Ensure clarity of roles and expectations upfront. Ask in the brief for them to be explicit about any assumptions they may expect from you as a client. Once expectations are clear, then think about internal communications – who needs to be involved, how and when, so that you can get people on board to ensure a successful evaluation process.
Share your vision of success
Just as you’d have success criteria for any project you were evaluating, think about success for your evaluation and make that clear to your evaluator. Sharing examples upfront of evaluation reports you like can help develop a shared vision for the final output and ensure a better report. Specify the type of report required, the expected depth or level of analysis and practicalities about tone, language, audience and whether or not recommendations are expected.

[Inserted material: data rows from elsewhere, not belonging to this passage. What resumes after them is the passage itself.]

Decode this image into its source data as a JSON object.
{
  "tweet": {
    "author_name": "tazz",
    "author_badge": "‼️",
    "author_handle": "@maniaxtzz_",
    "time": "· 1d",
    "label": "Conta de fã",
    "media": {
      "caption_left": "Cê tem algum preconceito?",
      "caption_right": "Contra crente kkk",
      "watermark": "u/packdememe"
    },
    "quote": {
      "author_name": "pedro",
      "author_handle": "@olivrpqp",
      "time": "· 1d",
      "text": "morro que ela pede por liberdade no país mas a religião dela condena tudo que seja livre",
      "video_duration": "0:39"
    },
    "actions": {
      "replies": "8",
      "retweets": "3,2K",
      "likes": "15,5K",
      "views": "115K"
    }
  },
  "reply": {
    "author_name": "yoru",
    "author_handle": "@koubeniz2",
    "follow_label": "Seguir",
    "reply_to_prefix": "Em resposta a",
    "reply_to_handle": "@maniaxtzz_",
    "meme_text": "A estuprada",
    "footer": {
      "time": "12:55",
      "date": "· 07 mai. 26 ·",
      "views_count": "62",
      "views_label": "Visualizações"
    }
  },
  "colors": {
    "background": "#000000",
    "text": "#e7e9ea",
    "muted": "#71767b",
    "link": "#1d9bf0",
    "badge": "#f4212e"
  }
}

Risk assess your evaluators proposal
An initial risk assessment during scoping can be helpful. Either ask your potential evaluators to include a section on risks and assumptions in their proposal, or at least risk assess any proposals you get yourself – you need to ask 'what would we do if this aspect/activity/approach did not work?', 'do we need any plan Bs, and if so what could they be?' This helps you plan ahead where flexibility might be needed.
Don’t forget you’re an expert too
If you have doubts about what’s being proposed, trust your gut, ask for things to be explained, be upfront about concerns and questions. This can be particularly important for suggestions about data collection processes or tools. If you feel an 8-page questionnaire is not right for your group even if it’s ‘the best method’ for a particular evaluation question, talk this through and ask your evaluator to come up with other ideas.
Induct your evaluator
Supporting evaluators to learn about your client group (eg, by offering them training) can be a really worthwhile investment. At the Stroke Association, having evaluators who understood our client group and communications challenges has worked well for us on several occasions. The evaluation consultants get a free personal development opportunity and you get a better evaluation.
Consider an advisory group
An advisory group can be great for continuity in a long-running evaluation. It can give you additional evaluation expertise or user perspectives to give you confidence in making decisions. Make sure you’re all agreed on its purpose, ensure its role is meaningful and that its remit and any boundaries of influence or decision-making are clear to all concerned.
Don’t step back too far from your evaluation. You need regular updates and a flow of communication about how things are going. Build this in to your plans to help you understand how things are going and identify any issues or areas where things aren’t working at an early stage.
Sometimes clients ask for an interim and a final report without thinking about what the interim report is for and how they will use it. They can serve a number of purposes but can also end up being expensive and not particularly useful, so just be clear why you want it and that it’s coming at the right time to really be helpful. Have an honest conversation with your evaluators about how you would like to manage agreeing the final report, and if you have stakeholders who will need to review it, make sure the evaluator’s plans have taken this into account.
The Stroke Association are being supported by Nesta and The Big Lottery Fund as part of the Accelerating Ideas programme to expand and scale their Hand to Hand peer support programme.